There’s nothing more I can say, other than you should be hitting download already, however, I’m a leave the final words and a little history lesson to Mr. Huntsville himself, Codie G:
“It had to be about 96 or 97 when I was up on the yard going to Alabama A&M University. There was an urban clothing store that sat off in the cut over by G’s Country Kitchen, behind the old Top Line tires where CVS is now located. I was going to cop some new DADA Supreme shirts and some Delinquents shirts. I think the guy that was running the store was from Jersey. You could get all the good reading material like Niggas to Gods, the Willie Lynch Speech, and Soul on Ice by Eldredge Cleaver. I’m talking about a black man’s heaven here. I go to the counter to purchase my vintage North side survival kit of aforementioned items when the Slave Kamp cd jumped out at me. It read “Alabama’s Most controversial Rap Group”. So it too was added to my group of purchases. I heard tales of the southern backwoods that didn’t seem like the normal rap coming out at that time. It was more country, more basement than a wine cellar, but all the time it was Alabama Hip Hop. My potna G-Mane was part of that group. To see him still putting it down for the Flo is remarkable. Florence is somewhat of a ghost town from what it was a decade ago. You had police operations like “Copy Cat” that took almost 100 people from a neighborhood to state pens; helicopters and special ops repelling into the neighborhood, and national guard troops patrolling the streets. Crack was a commodity and the hustlers weren’t scared to move it. You had the murder of Chris Stanback that went unsolved and tore a community apart. The West Side and East Side lost businesses, so now a drive down Mobile Street is accompanied by the sounds of the souls which once made the street vibrant and the heart of the culture. I have sat in on some of the sessions for this project and I’m proud to have the access I have acquired to see this project come together.
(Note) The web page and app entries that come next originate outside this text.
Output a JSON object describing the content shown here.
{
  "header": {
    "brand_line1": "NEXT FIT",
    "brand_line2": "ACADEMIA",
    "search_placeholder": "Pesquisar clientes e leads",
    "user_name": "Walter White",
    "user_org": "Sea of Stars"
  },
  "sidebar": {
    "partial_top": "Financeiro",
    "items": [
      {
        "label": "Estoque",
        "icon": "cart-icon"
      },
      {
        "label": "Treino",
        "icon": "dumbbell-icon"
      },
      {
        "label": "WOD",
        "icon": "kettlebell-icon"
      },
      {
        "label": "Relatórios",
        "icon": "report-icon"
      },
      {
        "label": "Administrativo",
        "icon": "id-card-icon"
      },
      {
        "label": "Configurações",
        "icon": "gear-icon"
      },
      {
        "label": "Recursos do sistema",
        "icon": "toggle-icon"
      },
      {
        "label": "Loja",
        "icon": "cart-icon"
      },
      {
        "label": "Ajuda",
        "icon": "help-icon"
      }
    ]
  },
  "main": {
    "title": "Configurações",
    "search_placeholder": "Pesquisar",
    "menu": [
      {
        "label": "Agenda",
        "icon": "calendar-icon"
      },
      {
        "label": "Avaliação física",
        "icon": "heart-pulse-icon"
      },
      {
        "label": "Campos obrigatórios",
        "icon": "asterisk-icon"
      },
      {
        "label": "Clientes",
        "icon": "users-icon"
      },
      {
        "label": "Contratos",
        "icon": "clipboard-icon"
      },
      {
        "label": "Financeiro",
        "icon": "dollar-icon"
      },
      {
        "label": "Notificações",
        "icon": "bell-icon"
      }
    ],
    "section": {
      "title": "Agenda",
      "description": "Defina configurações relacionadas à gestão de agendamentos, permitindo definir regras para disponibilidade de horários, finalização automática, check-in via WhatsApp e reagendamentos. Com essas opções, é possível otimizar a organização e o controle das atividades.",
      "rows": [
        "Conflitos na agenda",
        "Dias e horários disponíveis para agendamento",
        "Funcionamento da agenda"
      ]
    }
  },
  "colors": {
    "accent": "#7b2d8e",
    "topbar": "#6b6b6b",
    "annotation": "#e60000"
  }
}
Sunday on Da Porch is from some one who has survived the Shoal’s decadent 90’s to school the younger generations on a time when hustlers chilled out… for a Sunday on the Porch.”